Background: There is an ongoing controversy on the role of the healthcare-associated pneumonia (HCAP) label in the treatment of patients with pneumonia.
Objective: To provide an update of the literature on patients meeting criteria for HCAP between 2014 and 2018.
Sources: The review is based on a systematic literature search using PubMed-Central full-text archive of biomedical and life sciences literature at the U.S. National Institutes of Health's National Library of Medicine (NIH/NLM).

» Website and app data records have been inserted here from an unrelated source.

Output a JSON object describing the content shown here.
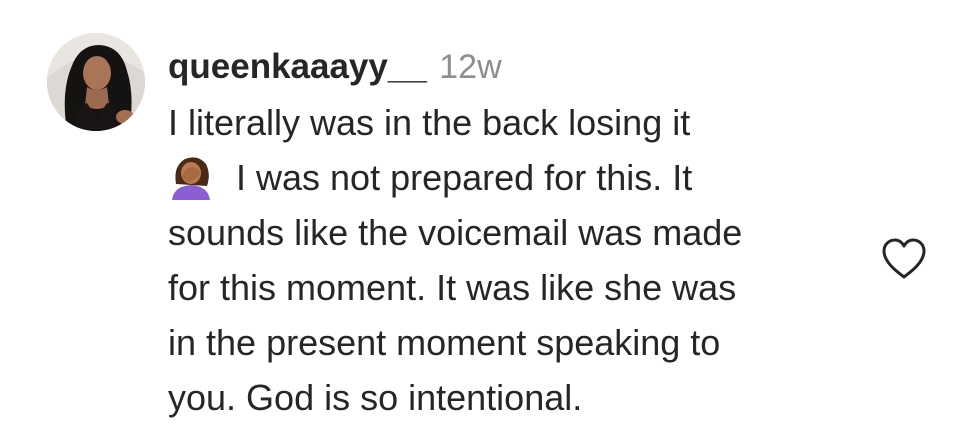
{
  "comment": {
    "username": "queenkaaayy__",
    "timestamp": "12w",
    "text_lines": [
      "I literally was in the back losing it",
      "I was not prepared for this. It",
      "sounds like the voicemail was made",
      "for this moment. It was like she was",
      "in the present moment speaking to",
      "you. God is so intentional."
    ],
    "emoji": "face-palm-emoji"
  },
  "icons": {
    "like": "heart-icon",
    "avatar": "profile-avatar"
  },
  "colors": {
    "text": "#262626",
    "secondary": "#8e8e8e",
    "background": "#ffffff"
  }
}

Content: Studies compared clinical characteristics of patients with HCAP and community-acquired pneumonia (CAP). HCAP patients were older and had a higher comorbidity. Mortality rates in HCAP varied from 5% to 33%, but seemed lower than those cited in the initial reports. Criteria behind the HCAP classification differed considerably within populations. Microbial patterns differed in that there was a higher incidence of methicillin-resistant Staphylococcus aureus (MRSA) and Pseudomonas aeruginosa, and, to a lesser extent, enterobacteriaceae. Definitions and rates of multidrug-resistant (MDR) pneumonia also varied considerably. Broad-spectrum guideline-concordant treatment did not reduce mortality in four observational studies. The HCAP criteria performed poorly as a predictive tool to identify MDR pneumonia or pathogens not covered by treatment for CAP. A new score (Drug Resistance in Pneumonia, DRIP) outperformed HCAP in the prediction of MDR pathogens. Comorbidity and functional status, but not different microbial patterns, seem to account for increased mortality.
Implications: HCAP should no longer be used to identify patients at risk of MDR pathogens. The use of validated predictive scores along with implementation of de-escalation strategies and careful individual assessment of comorbidity and functional status seem superior strategies for clinical management.

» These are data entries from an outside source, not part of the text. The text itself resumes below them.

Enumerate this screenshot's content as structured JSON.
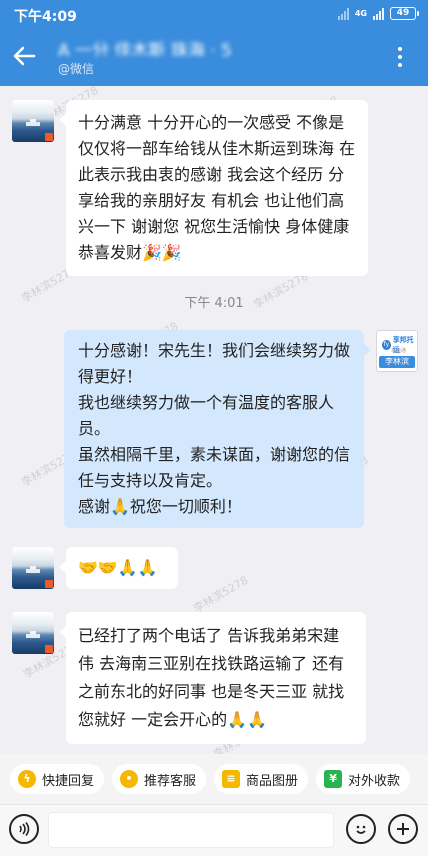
{
  "status_bar": {
    "time": "下午4:09",
    "network": "4G",
    "battery": "49"
  },
  "header": {
    "title": "A 一分 佳木斯 珠海 · 5",
    "subtitle": "@微信"
  },
  "messages": [
    {
      "side": "in",
      "text": "十分满意 十分开心的一次感受 不像是仅仅将一部车给钱从佳木斯运到珠海 在此表示我由衷的感谢 我会这个经历 分享给我的亲朋好友 有机会 也让他们高兴一下 谢谢您 祝您生活愉快 身体健康 恭喜发财🎉🎉"
    },
    {
      "side": "time",
      "text": "下午 4:01"
    },
    {
      "side": "out",
      "lines": [
        "十分感谢！宋先生！我们会继续努力做得更好！",
        "我也继续努力做一个有温度的客服人员。",
        "虽然相隔千里，素未谋面，谢谢您的信任与支持以及肯定。",
        "感谢🙏祝您一切顺利！"
      ]
    },
    {
      "side": "in",
      "text": "🤝🤝🙏🙏"
    },
    {
      "side": "in",
      "text": "已经打了两个电话了 告诉我弟弟宋建伟 去海南三亚别在找铁路运输了 还有之前东北的好同事 也是冬天三亚 就找您就好 一定会开心的🙏🙏"
    }
  ],
  "agent_avatar": {
    "brand": "享邦托运",
    "sub": "车运通",
    "tag": "李林滨"
  },
  "watermark": "李林滨5278",
  "quick_actions": [
    {
      "label": "快捷回复",
      "icon": "lightning-icon"
    },
    {
      "label": "推荐客服",
      "icon": "recommend-icon"
    },
    {
      "label": "商品图册",
      "icon": "catalog-icon"
    },
    {
      "label": "对外收款",
      "icon": "payment-icon"
    }
  ],
  "colors": {
    "header": "#3a8ddc",
    "outgoing_bubble": "#d4e8fd",
    "incoming_bubble": "#ffffff",
    "background": "#efeff4"
  }
}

- Antimicrobial treatment
- Preditive rules
- Treatment failure